Grass growth: Soil moisture deficits still significant in areas
The south-east and south-west of the country continue to have soil moisture deficits (SMDs) over 40mm with grass growth rates continuing to be affected in these areas.
In contrast, SMDs have generally reduced over the northern half of the country with grass growth rates highest in this region.

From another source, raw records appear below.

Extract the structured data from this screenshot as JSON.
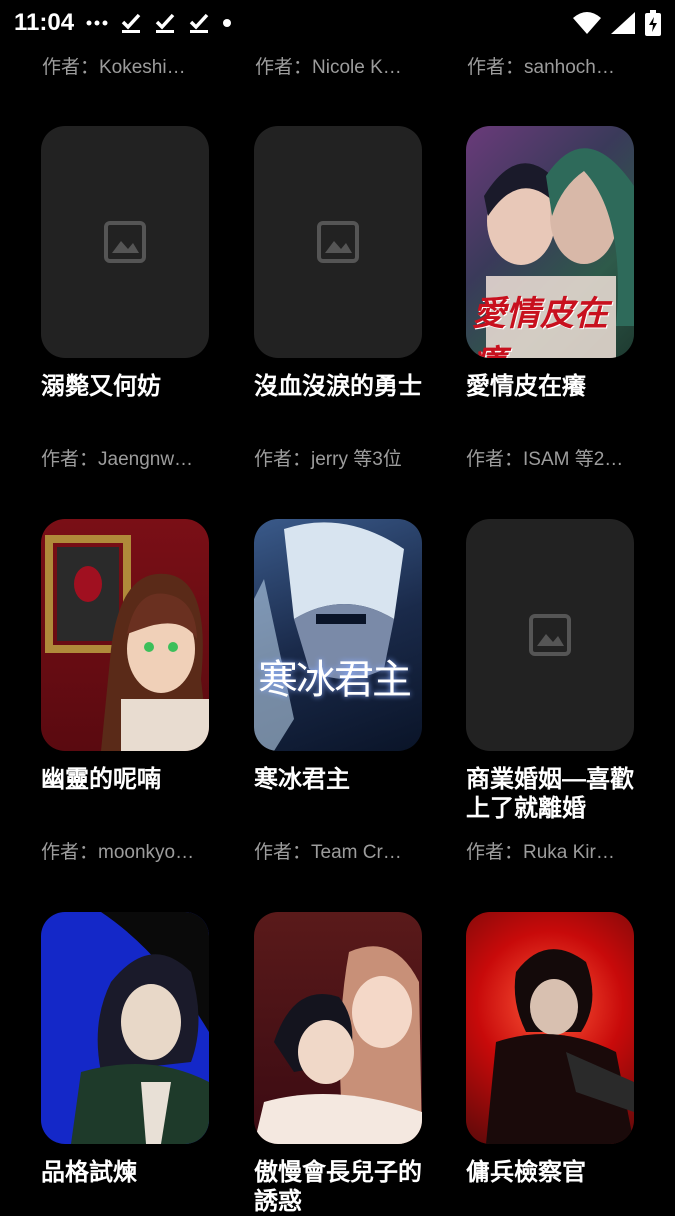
{
  "status_bar": {
    "time": "11:04",
    "icons": [
      "more-icon",
      "download-done-icon",
      "download-done-icon",
      "download-done-icon",
      "dot-icon",
      "wifi-icon",
      "signal-icon",
      "battery-charging-icon"
    ]
  },
  "top_row_authors": [
    "作者：Kokeshi…",
    "作者：Nicole K…",
    "作者：sanhoch…"
  ],
  "comics": [
    {
      "title": "溺斃又何妨",
      "author": "作者：Jaengnw…",
      "cover": "placeholder"
    },
    {
      "title": "沒血沒淚的勇士",
      "author": "作者：jerry 等3位",
      "cover": "placeholder"
    },
    {
      "title": "愛情皮在癢",
      "author": "作者：ISAM 等2…",
      "cover": "art",
      "cover_text": "愛情皮在癢",
      "cover_colors": [
        "#6a3a7a",
        "#2e5a4a",
        "#c42a3a"
      ]
    },
    {
      "title": "幽靈的呢喃",
      "author": "作者：moonkyo…",
      "cover": "art",
      "cover_colors": [
        "#7a0f16",
        "#3a1a12",
        "#e8dcd0"
      ]
    },
    {
      "title": "寒冰君主",
      "author": "作者：Team Cr…",
      "cover": "art",
      "cover_text": "寒冰君主",
      "cover_colors": [
        "#1a2a4a",
        "#9ab6d8",
        "#ffffff"
      ]
    },
    {
      "title": "商業婚姻—喜歡上了就離婚",
      "author": "作者：Ruka Kir…",
      "cover": "placeholder"
    },
    {
      "title": "品格試煉",
      "author": "",
      "cover": "art",
      "cover_colors": [
        "#1428c8",
        "#1e3a2a",
        "#e8e0d6"
      ]
    },
    {
      "title": "傲慢會長兒子的誘惑",
      "author": "",
      "cover": "art",
      "cover_colors": [
        "#3a0a12",
        "#d89a8a",
        "#f4d8c8"
      ]
    },
    {
      "title": "傭兵檢察官",
      "author": "",
      "cover": "art",
      "cover_colors": [
        "#c80a0a",
        "#1a0a0a",
        "#ff5a3a"
      ]
    }
  ]
}
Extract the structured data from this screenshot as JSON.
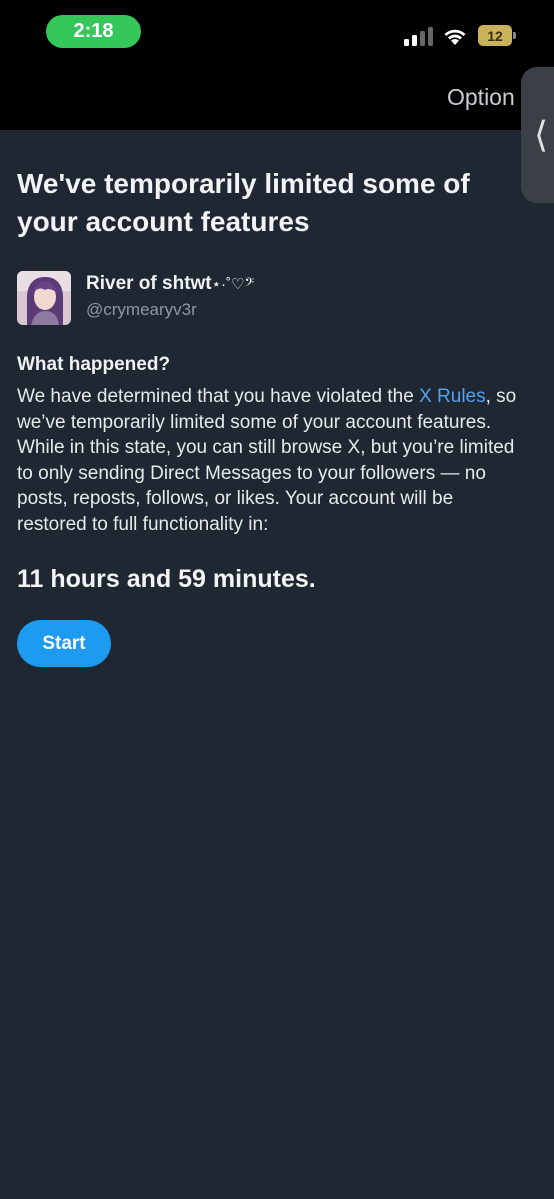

Some poorly drained soils in parts of north Connacht have even reached saturation point.
According to Met Éireann, conditions are set to become “unsettled over the weekend and into next week with many areas receiving above average rainfall amounts over the coming week”.
It also stated that “SMDs are likely to decrease over the weekend, but some restriction to growth will continue in Leinster”.
In terms of average grass growth rates, AgriNet figures are showing 74kg DM/ha in Ulster, 56kgDM/ha in Leinster, 36kg DM/ha in Connacht and 59kg DM/ha in Munster.
Although it is important to note that these are just averages and farms are growing in excess of 80kg DM/ha in some areas.
In areas where grass growth is high and has exceeded demand, this week will probably be the last opportunity – before building grass in August – to maintain grass quality and build fodder reserves through taking surplus paddocks out as bales.
For those in the unfortunate position where grass is currently tight on the farm, cows should be supplemented with high-quality baled silage and 1-2kg of meal.
Farmers in such instances would benefit from scanning cows now – which may be a bit earlier than usual for some – but for the year that is in it, scanning early will identify cows not in-calf which can be sold off to reduce the demand on the farm.